Is becomes ought, becomes is again
All knotted time goes
Blood sprouts from brows
Eyes comb the low ground
Aged men recede to attics
Boys to their basements, until the time to climb
Are there yet no raybeams?
Do the mighty cosmos not penetrate
Your paper-thin veil?
It’s not down there, I promise you
That’s why island must swim
And ocean must take to sail
Your ancestral vessel lays ready
Dash its dry cobwebs
Varnish the old honeyed wood
Cake your storepots in the noonday sun
At night dream of the break
Mad-eyes and heavenly torrents
At the very edge of things
Where the black dragons…
Almost four years ago, the election of Donald Trump took most by surprise. Even the pessimistic prognosticators gave Trump just a 28% chance of winning. This along with the earlier Brexit vote caused a lot of teeth-gnashing among pundits. Why didn’t we see these results coming? Why were the polls so off?
Now in 2020 we’re looking at a new election with brand new polls. Any sane person should wonder, can we trust the pollsters this time around? After 2016 the most famous poll analyzer of them all, Nate Silver, concluded that the polls were as accurate as they had ever been. The problem he said, was in people’s expectations of their accuracy. Personally, I think this is passing the buck, but I do agree that polls have always been far from perfect. Moreover, there are reasons to think they are even less accurate in 2020 than they were in 2016. …
Every year it seems like software companies become more valuable and more central to equity markets. Just this week, the prototypical Software-as-a-Service (SaaS) company, Salesforce, was added to the Dow Jones Industrial average. It’s now the third largest component of the index. Since the Covid crisis, the accretion of value to these companies has even accelerated.

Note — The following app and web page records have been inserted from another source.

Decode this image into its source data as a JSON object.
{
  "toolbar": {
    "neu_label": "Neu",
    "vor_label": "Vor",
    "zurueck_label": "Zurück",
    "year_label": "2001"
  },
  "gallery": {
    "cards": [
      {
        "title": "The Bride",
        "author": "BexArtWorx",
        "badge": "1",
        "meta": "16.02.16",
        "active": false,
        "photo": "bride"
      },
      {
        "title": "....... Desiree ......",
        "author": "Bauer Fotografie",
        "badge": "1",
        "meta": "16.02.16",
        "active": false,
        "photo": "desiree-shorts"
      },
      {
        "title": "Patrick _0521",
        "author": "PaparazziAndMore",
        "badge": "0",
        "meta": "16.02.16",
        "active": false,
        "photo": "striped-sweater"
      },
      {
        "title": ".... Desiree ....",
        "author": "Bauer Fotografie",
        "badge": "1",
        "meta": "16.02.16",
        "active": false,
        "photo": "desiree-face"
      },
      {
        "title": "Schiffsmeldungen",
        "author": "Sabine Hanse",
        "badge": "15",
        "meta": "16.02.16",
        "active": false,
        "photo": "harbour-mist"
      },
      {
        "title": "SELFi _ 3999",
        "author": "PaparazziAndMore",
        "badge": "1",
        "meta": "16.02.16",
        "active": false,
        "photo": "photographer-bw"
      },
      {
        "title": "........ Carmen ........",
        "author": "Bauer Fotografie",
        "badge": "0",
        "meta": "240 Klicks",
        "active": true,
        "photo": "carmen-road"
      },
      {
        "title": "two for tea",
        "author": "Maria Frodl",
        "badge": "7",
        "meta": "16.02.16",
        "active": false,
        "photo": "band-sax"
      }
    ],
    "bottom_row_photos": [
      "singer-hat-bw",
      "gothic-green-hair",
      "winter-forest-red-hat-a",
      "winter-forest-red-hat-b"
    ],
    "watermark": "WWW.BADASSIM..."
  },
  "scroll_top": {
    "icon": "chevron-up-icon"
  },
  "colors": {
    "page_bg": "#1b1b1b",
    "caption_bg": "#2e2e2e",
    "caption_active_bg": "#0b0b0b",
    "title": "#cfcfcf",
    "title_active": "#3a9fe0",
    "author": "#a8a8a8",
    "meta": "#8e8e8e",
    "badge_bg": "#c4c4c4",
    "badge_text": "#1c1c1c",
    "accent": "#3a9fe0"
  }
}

Looking at Salesforce data, it’s clear that a large part of its growing valuation comes from increasing revenue. Salesforce and other SAAS companies just keep making more money.
Note from Towards Data Science’s editors: While we allow independent authors to publish articles in accordance with our rules and guidelines, we do not endorse each author’s contribution. You should not rely on an author’s works without seeking professional advice. See our Reader Terms for details.
A few weeks ago, the IMF released its June 2020 world economic outlook and it makes for grim reading. The agency predicts that global gross domestic product (GDP) will decline by 4.9% this year. Should we care? After all, people have long criticized GDP as a terrible metric for the health of a nation. …
The Covid crisis seems to be destroying what’s left of mainstream news media. So far Vice, Vox, Bustle, the Outline, Wired, Quartz, and many more outlets have had layoffs or are contemplating deep cuts. Of course, this shouldn’t be surprising. Fields that have free competition and networks effects tend to end up with a few winners and many losers. So far, it looks like the New York Times is destined to become the winner of news, much like Facebook is the winner in social media.
This leaves journalists who can’t score big media jobs with dim prospects. I would worry about these reporters except for one thing, many of them are internet famous. …
What does the popularity of Tiger King have in common with the election of Donald Trump? For one, both represent huge and unexpected cultural phenomena. In fact on March 29, “Tiger King” had more than half as many Google searches as our current president.
Written with my wife and muse: Laurie Tauberg
The gears of our economy have ground to a halt. Market indices are gyrating like it’s the second coming. The canals of Venice are clear after hundreds of years, and rent is due on April 1. Now, on March 26, in the midst of an unprecedented global catastrophe, the United States government has agreed to send us each $1200 if we make a certain income. What a fucking joke.
There are so many things wrong with this depressing stimulus bill. How should we all hate the Coronavirus Aid, Relief, and Economic Security (C.A.R.E.S) Act? …
Call it what you want, coronavirus, COVID-19, the “China” virus. No matter the name, this viral pandemic represents the biggest global event since 2008. In that great calamity, many modern-day Cassandras made their name by being early to warn us. It got me wondering, who got this crisis right? That is, who called it early and is likely to see their credibility rise after this is all over. I have a few ideas.
The unsung heroes of any pandemic are undoubtedly the doctors and scientists who fight to understand the threat. There are many who have warned for years about the kind of global shutdown that we are experiencing. …
Now that Elizabeth Warren has dropped out of the Democratic primary, we know that our next president will either be an overweight 73 years old incumbent (Donald Trump), a former Vice President with cognitive decline (Joe Biden — 77 years old), or an elderly Senator who just recovered from a heart attack (Bernie Sanders — 78 years old).
This sorry state of affairs is just the latest and most obvious example of a broader trend — that boomers refuse to step aside in society. With advances in modern medicine, people are living — and more importantly working — longer. This is great for individuals, but has terrible consequences for the world. …